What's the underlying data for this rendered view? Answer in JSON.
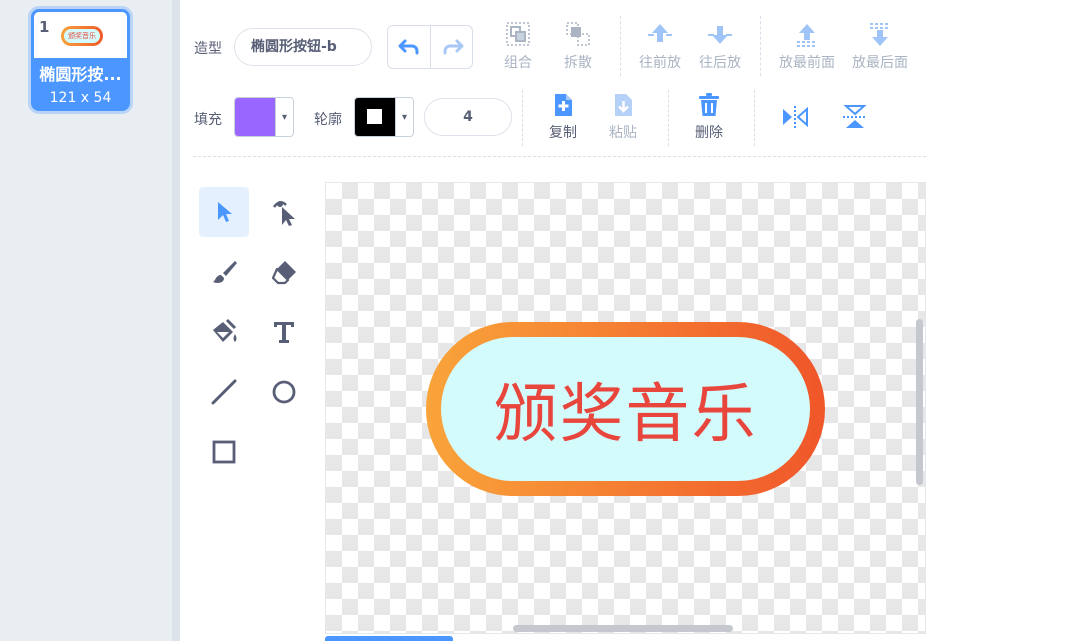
{
  "costume_list": {
    "items": [
      {
        "index": "1",
        "name": "椭圆形按...",
        "size": "121 x 54",
        "thumb_text": "颁奖音乐"
      }
    ]
  },
  "toolbar": {
    "costume_label": "造型",
    "costume_name": "椭圆形按钮-b",
    "group_label": "组合",
    "ungroup_label": "拆散",
    "forward_label": "往前放",
    "backward_label": "往后放",
    "front_label": "放最前面",
    "back_label": "放最后面",
    "fill_label": "填充",
    "outline_label": "轮廓",
    "outline_width": "4",
    "copy_label": "复制",
    "paste_label": "粘贴",
    "delete_label": "删除"
  },
  "colors": {
    "accent": "#4c97ff",
    "fill_swatch": "#9966ff",
    "outline_swatch": "#000000",
    "button_gradient_start": "#f9a43a",
    "button_gradient_end": "#f0562a",
    "button_inner": "#d4fbfc",
    "button_text": "#e8453c"
  },
  "tools": [
    "select-tool",
    "reshape-tool",
    "brush-tool",
    "eraser-tool",
    "fill-tool",
    "text-tool",
    "line-tool",
    "circle-tool",
    "rect-tool"
  ],
  "canvas": {
    "button_text": "颁奖音乐"
  }
}
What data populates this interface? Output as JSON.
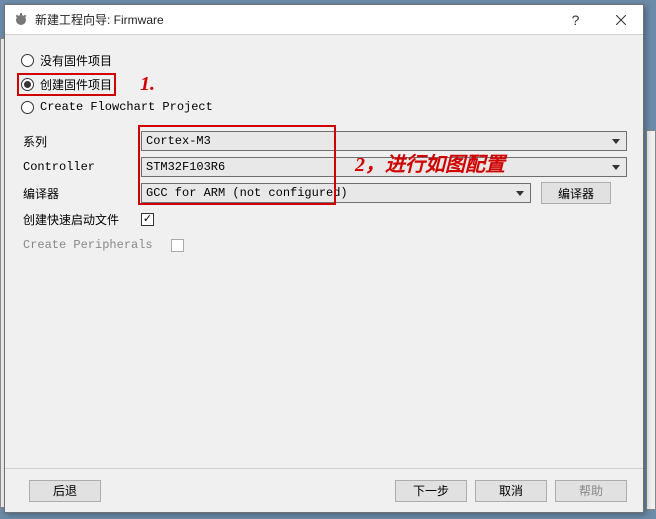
{
  "window": {
    "title": "新建工程向导: Firmware"
  },
  "radios": {
    "none": "没有固件项目",
    "create": "创建固件项目",
    "flowchart": "Create Flowchart Project"
  },
  "annotations": {
    "one": "1.",
    "two": "2，进行如图配置"
  },
  "form": {
    "series_label": "系列",
    "series_value": "Cortex-M3",
    "controller_label": "Controller",
    "controller_value": "STM32F103R6",
    "compiler_label": "编译器",
    "compiler_value": "GCC for ARM (not configured)",
    "compiler_btn": "编译器",
    "quickstart_label": "创建快速启动文件",
    "peripherals_label": "Create Peripherals"
  },
  "buttons": {
    "back": "后退",
    "next": "下一步",
    "cancel": "取消",
    "help": "帮助"
  }
}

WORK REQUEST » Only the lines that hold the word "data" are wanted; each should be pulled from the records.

YOUR SOLUTION »
What's the underlying data for this rendered view? Answer in JSON.
What data populates this interface? Output as JSON.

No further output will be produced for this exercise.